Dr. Ray Kaplan and colleagues at the University of Georgia recently completed a study evaluating anthelminthic resistance in parasites of poultry. The project aimed to measure the production impact of drug-resistant Ascaridia dissimilis on turkeys, develop a molecular diagnostic that would allow for screening of resistance in populations of Ascaridia dissimilis, and determine the efficacy of fenbendazole on a population of Heterakis gallinarum. Overall, results demonstrate the impact that poultry nematode parasites may have on the health and productivity of poultry and highlights the need for new control strategies for continued efficiency in production.

An important factor in the profitable production of poultry is the management of helminth parasites. Ascaridia galli and Ascaridia dissimilis are nematodes of the Ascarididae family and are two of the most common and economically important nematode parasites of chickens and turkeys, respectively, with up to 100% of birds in some flocks infected. Helminth control is typically achieved via the frequent administration of anthelmintic drugs, with fenbendazole (FBZ) being the most commonly used drug. Fenbendazole is currently the only FDA approved anthelminthic for use within the poultry industry. Researchers have recently completed a study in turkeys that definitively demonstrated resistance to FBZ in Ascaridia dissimilis, which has led to further investigations.

In this study, the researchers had three primary objectives:

  • measure the production impact of drug-resistant Ascaridia dissimilis on turkeys in a production-like setting,
  • develop a molecular diagnostic test to detect and measure resistance in Ascaridia dissimilis using a next generation deep sequencing approach, and
  • measure the efficacy of fenbendazole against a suspected resistant isolate of Heterakis gallinarum.

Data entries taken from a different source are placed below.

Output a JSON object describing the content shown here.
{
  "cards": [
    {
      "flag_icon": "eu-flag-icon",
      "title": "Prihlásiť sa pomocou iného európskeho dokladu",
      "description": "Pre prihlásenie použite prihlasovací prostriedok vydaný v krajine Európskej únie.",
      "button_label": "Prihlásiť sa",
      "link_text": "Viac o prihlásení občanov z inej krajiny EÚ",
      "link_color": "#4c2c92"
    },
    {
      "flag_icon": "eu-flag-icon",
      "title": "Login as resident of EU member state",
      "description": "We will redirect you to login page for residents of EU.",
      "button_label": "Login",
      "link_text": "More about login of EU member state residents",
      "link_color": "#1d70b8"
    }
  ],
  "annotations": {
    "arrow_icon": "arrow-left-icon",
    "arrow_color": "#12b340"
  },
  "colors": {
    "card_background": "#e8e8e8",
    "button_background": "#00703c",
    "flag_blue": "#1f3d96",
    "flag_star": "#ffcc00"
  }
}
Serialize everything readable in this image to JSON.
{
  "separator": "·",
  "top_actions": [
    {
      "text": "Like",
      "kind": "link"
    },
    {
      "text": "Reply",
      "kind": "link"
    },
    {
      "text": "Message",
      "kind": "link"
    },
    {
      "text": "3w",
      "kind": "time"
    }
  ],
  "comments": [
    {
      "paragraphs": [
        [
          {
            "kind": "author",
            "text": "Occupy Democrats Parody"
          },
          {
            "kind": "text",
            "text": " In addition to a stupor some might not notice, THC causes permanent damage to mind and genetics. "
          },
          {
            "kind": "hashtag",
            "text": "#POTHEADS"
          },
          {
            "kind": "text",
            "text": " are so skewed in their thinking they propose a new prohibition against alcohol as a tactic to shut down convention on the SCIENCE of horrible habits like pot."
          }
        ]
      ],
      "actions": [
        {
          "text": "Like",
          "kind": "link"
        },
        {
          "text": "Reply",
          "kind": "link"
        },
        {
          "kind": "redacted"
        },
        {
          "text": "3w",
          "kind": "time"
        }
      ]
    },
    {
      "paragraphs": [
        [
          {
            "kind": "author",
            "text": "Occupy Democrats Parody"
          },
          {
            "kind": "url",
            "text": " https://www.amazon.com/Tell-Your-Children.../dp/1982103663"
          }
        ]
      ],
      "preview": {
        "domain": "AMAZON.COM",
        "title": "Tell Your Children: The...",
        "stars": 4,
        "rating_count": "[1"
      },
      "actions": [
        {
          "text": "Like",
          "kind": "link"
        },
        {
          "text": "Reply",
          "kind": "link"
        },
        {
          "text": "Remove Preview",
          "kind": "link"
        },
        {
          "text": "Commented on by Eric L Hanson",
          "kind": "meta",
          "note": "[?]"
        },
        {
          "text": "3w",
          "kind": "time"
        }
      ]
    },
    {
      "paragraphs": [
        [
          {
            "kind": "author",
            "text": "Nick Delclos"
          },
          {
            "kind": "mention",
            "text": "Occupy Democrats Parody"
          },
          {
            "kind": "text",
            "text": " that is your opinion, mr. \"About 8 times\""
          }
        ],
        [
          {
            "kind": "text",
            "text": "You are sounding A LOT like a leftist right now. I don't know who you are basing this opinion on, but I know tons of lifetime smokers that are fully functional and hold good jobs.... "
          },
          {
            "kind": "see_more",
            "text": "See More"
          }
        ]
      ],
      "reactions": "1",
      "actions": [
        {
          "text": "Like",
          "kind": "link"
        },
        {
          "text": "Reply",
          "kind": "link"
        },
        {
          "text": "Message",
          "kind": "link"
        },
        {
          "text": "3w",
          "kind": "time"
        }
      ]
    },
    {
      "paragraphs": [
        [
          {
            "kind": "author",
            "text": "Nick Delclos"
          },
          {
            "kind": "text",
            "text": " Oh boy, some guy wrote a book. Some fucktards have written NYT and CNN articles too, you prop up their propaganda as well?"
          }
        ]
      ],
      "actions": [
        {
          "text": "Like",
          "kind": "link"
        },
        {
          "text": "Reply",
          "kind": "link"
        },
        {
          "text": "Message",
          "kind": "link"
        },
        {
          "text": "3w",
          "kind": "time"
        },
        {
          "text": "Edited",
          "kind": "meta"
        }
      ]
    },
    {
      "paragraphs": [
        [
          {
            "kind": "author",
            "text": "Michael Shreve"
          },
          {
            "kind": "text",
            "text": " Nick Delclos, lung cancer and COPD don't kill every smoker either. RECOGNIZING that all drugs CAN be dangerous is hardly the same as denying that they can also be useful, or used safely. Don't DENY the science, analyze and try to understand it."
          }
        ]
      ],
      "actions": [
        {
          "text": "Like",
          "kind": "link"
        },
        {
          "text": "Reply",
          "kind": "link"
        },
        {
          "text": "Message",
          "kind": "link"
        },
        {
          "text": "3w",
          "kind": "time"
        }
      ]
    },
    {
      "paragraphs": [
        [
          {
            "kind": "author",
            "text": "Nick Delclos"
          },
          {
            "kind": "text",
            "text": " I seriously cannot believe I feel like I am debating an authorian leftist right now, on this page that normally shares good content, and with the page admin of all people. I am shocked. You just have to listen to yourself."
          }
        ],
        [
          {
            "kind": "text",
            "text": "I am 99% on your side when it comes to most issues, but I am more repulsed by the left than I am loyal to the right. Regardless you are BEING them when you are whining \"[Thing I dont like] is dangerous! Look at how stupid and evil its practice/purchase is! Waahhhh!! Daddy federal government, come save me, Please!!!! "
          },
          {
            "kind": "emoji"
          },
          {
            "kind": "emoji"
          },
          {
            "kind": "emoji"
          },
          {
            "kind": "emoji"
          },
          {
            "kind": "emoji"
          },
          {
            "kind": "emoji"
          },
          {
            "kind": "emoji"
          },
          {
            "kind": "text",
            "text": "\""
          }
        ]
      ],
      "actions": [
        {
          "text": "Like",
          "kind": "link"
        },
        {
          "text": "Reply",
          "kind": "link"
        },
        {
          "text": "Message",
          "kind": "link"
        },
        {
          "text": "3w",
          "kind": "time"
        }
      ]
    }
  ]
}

To address the first objective, production parameters, such as feed conversion, weight gain and worm counts, were measured in turkeys infected with either a drug-susceptible or drug-resistant strain of Ascaridia dissimilis and either treated or not treated with FBZ. Data showed birds infected with resistant parasites and treated with FBZ had significantly poorer feed conversion when compared to those infected with susceptible parasites and treated. Also, as might be expected, birds infected with susceptible parasites and treated with FBZ had significantly better feed conversion than infected birds that were left untreated. Together, these results highlight the impact parasites may have on feed conversion in poultry and the costs associated with failure to clear resistant parasites. Fenbendazole-resistant Ascaridia dissimilis has the potential to impart substantial economic losses in the production of commercial turkeys.

Objective two was unable to be accomplished. A molecular diagnostic could not be developed as analyzes of sequence data from resistant parasites failed to show any known resistance-associated variants in the betatubulin genes. It appeared that resistance in ascarids did not involve the typical mutations in the betatubulin gene. Further, genomic work and mapping studies will be needed to determine the underlying mutations associated with Benzimidazole resistance in ascarids. However, once resistance-associated mutations can be identified, the proposed diagnostic can likely be developed in a future study.

Experiments conducted for objective three revealed that neither the label dose of FBZ, nor a dosage twice that of the label dose, significantly reduced parasite burdens, indicating that the isolate was highly resistant to FBZ.

These results raise significant concerns for Blackhead control, as vector control is currently one of the few options available.

Overall, results demonstrate the significant impact that nematode parasites may have on the health and productivity of poultry and highlights the need for new control strategies for continued efficiency in production. The lack of known resistance-associated mutations in FBZ-resistant nematodes is entirely novel and presents an important new avenue of study for all ascarids.

The research was made possible in part by an endowing Foundation gift from Wayne Farms LLC, and is part of the Association’s comprehensive research program encompassing all phases of poultry and egg production and processing.

A complete report, along with information on other Association research, may be obtained through USPOULTRY’s website: www.uspoultry.org.